===== Extracted information =====
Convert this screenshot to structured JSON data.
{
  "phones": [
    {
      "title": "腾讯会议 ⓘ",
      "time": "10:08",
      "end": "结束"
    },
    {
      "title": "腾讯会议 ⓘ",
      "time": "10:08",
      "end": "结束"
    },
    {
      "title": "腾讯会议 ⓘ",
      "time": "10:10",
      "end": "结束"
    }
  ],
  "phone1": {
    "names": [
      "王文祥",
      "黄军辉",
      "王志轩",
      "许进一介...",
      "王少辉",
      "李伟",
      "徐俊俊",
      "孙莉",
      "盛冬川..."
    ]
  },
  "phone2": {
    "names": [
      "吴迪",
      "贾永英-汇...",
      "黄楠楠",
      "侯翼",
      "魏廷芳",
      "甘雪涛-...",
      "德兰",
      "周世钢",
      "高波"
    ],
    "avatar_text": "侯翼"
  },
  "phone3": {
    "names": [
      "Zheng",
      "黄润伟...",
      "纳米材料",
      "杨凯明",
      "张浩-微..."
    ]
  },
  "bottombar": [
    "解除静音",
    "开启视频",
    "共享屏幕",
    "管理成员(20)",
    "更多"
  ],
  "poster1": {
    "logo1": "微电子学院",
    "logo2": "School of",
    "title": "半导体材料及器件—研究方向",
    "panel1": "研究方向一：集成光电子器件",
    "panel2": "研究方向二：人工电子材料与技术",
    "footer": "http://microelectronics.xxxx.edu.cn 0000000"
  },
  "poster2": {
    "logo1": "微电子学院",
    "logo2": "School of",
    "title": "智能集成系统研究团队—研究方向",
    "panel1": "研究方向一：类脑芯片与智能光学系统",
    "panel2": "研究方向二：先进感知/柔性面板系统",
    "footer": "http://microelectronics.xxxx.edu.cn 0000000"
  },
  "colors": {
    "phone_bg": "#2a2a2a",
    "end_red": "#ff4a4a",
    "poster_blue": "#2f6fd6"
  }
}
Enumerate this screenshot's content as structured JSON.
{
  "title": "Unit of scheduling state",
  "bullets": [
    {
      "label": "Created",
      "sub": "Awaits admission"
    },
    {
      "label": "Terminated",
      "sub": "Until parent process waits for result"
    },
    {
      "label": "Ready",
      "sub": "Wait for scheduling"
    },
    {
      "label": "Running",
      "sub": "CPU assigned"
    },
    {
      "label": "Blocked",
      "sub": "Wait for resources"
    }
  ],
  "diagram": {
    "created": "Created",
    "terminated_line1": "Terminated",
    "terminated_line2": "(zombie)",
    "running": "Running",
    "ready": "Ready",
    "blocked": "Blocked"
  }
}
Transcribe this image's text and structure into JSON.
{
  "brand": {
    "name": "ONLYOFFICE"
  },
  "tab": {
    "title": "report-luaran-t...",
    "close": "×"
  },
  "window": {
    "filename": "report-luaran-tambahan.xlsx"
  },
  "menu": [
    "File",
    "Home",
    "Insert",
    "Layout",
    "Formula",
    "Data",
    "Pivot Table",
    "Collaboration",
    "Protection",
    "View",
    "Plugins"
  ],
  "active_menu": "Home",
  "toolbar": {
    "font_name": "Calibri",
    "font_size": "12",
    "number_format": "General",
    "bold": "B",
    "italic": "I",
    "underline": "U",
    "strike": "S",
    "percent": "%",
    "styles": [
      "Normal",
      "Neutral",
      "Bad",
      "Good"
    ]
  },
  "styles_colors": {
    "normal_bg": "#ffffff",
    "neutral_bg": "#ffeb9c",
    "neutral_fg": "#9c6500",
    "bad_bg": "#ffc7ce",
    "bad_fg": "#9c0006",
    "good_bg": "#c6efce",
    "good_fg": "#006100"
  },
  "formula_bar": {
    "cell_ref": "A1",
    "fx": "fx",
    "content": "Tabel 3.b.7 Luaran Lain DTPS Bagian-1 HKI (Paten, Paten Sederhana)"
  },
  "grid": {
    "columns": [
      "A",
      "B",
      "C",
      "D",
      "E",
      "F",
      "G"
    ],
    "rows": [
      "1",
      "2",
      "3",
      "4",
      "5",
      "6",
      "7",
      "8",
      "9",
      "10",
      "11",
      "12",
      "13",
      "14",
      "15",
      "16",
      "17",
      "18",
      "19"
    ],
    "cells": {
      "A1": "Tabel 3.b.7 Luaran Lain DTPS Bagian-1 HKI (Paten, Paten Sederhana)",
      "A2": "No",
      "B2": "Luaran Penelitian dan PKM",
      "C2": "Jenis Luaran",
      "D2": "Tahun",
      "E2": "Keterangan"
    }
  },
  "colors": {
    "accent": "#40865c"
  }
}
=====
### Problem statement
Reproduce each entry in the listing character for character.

### Written response
Convert this screenshot to structured JSON data.
{
  "phones": [
    {
      "title": "腾讯会议 ⓘ",
      "time": "10:08",
      "end": "结束"
    },
    {
      "title": "腾讯会议 ⓘ",
      "time": "10:08",
      "end": "结束"
    },
    {
      "title": "腾讯会议 ⓘ",
      "time": "10:10",
      "end": "结束"
    }
  ],
  "phone1": {
    "names": [
      "王文祥",
      "黄军辉",
      "王志轩",
      "许进一介...",
      "王少辉",
      "李伟",
      "徐俊俊",
      "孙莉",
      "盛冬川..."
    ]
  },
  "phone2": {
    "names": [
      "吴迪",
      "贾永英-汇...",
      "黄楠楠",
      "侯翼",
      "魏廷芳",
      "甘雪涛-...",
      "德兰",
      "周世钢",
      "高波"
    ],
    "avatar_text": "侯翼"
  },
  "phone3": {
    "names": [
      "Zheng",
      "黄润伟...",
      "纳米材料",
      "杨凯明",
      "张浩-微..."
    ]
  },
  "bottombar": [
    "解除静音",
    "开启视频",
    "共享屏幕",
    "管理成员(20)",
    "更多"
  ],
  "poster1": {
    "logo1": "微电子学院",
    "logo2": "School of",
    "title": "半导体材料及器件—研究方向",
    "panel1": "研究方向一：集成光电子器件",
    "panel2": "研究方向二：人工电子材料与技术",
    "footer": "http://microelectronics.xxxx.edu.cn 0000000"
  },
  "poster2": {
    "logo1": "微电子学院",
    "logo2": "School of",
    "title": "智能集成系统研究团队—研究方向",
    "panel1": "研究方向一：类脑芯片与智能光学系统",
    "panel2": "研究方向二：先进感知/柔性面板系统",
    "footer": "http://microelectronics.xxxx.edu.cn 0000000"
  },
  "colors": {
    "phone_bg": "#2a2a2a",
    "end_red": "#ff4a4a",
    "poster_blue": "#2f6fd6"
  }
}
Enumerate this screenshot's content as structured JSON.
{
  "title": "Unit of scheduling state",
  "bullets": [
    {
      "label": "Created",
      "sub": "Awaits admission"
    },
    {
      "label": "Terminated",
      "sub": "Until parent process waits for result"
    },
    {
      "label": "Ready",
      "sub": "Wait for scheduling"
    },
    {
      "label": "Running",
      "sub": "CPU assigned"
    },
    {
      "label": "Blocked",
      "sub": "Wait for resources"
    }
  ],
  "diagram": {
    "created": "Created",
    "terminated_line1": "Terminated",
    "terminated_line2": "(zombie)",
    "running": "Running",
    "ready": "Ready",
    "blocked": "Blocked"
  }
}
Transcribe this image's text and structure into JSON.
{
  "brand": {
    "name": "ONLYOFFICE"
  },
  "tab": {
    "title": "report-luaran-t...",
    "close": "×"
  },
  "window": {
    "filename": "report-luaran-tambahan.xlsx"
  },
  "menu": [
    "File",
    "Home",
    "Insert",
    "Layout",
    "Formula",
    "Data",
    "Pivot Table",
    "Collaboration",
    "Protection",
    "View",
    "Plugins"
  ],
  "active_menu": "Home",
  "toolbar": {
    "font_name": "Calibri",
    "font_size": "12",
    "number_format": "General",
    "bold": "B",
    "italic": "I",
    "underline": "U",
    "strike": "S",
    "percent": "%",
    "styles": [
      "Normal",
      "Neutral",
      "Bad",
      "Good"
    ]
  },
  "styles_colors": {
    "normal_bg": "#ffffff",
    "neutral_bg": "#ffeb9c",
    "neutral_fg": "#9c6500",
    "bad_bg": "#ffc7ce",
    "bad_fg": "#9c0006",
    "good_bg": "#c6efce",
    "good_fg": "#006100"
  },
  "formula_bar": {
    "cell_ref": "A1",
    "fx": "fx",
    "content": "Tabel 3.b.7 Luaran Lain DTPS Bagian-1 HKI (Paten, Paten Sederhana)"
  },
  "grid": {
    "columns": [
      "A",
      "B",
      "C",
      "D",
      "E",
      "F",
      "G"
    ],
    "rows": [
      "1",
      "2",
      "3",
      "4",
      "5",
      "6",
      "7",
      "8",
      "9",
      "10",
      "11",
      "12",
      "13",
      "14",
      "15",
      "16",
      "17",
      "18",
      "19"
    ],
    "cells": {
      "A1": "Tabel 3.b.7 Luaran Lain DTPS Bagian-1 HKI (Paten, Paten Sederhana)",
      "A2": "No",
      "B2": "Luaran Penelitian dan PKM",
      "C2": "Jenis Luaran",
      "D2": "Tahun",
      "E2": "Keterangan"
    }
  },
  "colors": {
    "accent": "#40865c"
  }
}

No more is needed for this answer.